Dieters who want to limit what they eat could have an unlikely
ally - big forks.
Diners who use them eat less than those with smaller forks, according to a study.
Researchers at the University of Utah in the US assessed the impact
of bite sizes.
The two-day experiment was conducted in an Italian restaurant. Tables were set with either a bigger fork or a smaller one - holding
20 per cent more and 20 per cent less food than the restaurant's regular size.
Each plate of food was weighed before it went out to a customer
and when it came back to calculate how much food was left over. Diners given bigger forks ate less, leaving more on their plates.

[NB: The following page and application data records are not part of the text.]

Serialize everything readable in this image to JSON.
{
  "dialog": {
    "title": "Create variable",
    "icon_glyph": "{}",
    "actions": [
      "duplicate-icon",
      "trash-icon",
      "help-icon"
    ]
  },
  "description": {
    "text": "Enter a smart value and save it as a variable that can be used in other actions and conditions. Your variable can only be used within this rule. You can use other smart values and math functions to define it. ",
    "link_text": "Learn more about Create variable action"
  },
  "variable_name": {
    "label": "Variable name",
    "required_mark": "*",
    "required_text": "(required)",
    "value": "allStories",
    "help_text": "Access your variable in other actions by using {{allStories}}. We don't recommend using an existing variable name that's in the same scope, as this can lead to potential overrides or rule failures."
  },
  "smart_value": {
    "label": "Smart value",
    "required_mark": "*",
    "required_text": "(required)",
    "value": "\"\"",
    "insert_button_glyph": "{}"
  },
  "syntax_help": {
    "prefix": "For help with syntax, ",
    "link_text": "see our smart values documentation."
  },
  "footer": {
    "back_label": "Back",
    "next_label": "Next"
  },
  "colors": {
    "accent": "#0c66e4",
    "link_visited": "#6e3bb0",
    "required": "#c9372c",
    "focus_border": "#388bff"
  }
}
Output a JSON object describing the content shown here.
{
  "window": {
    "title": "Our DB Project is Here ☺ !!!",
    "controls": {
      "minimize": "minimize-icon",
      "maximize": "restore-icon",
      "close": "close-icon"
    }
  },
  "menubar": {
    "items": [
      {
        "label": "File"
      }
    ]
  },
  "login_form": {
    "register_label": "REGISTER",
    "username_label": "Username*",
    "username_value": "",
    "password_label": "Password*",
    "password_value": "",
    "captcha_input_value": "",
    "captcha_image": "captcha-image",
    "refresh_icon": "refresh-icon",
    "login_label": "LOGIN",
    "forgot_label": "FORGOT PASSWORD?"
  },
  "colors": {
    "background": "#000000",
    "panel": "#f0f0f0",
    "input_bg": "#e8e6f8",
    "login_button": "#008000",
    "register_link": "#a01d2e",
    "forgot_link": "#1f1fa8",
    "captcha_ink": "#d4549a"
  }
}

The authors of the study found that fork size helped diners see how far along they were toward finishing.
With smaller forks, they did not feel much progress was being made so they put greater effort into satisfying their hunger
- by eating more.
Co-author Mr. Mishra said: "The fork size provided diners with a means to observe their goal progress. The physiological feedback of feeling full or the satiation signal comes with a time lag. "
The study was reported in the Journal of Consumer Research.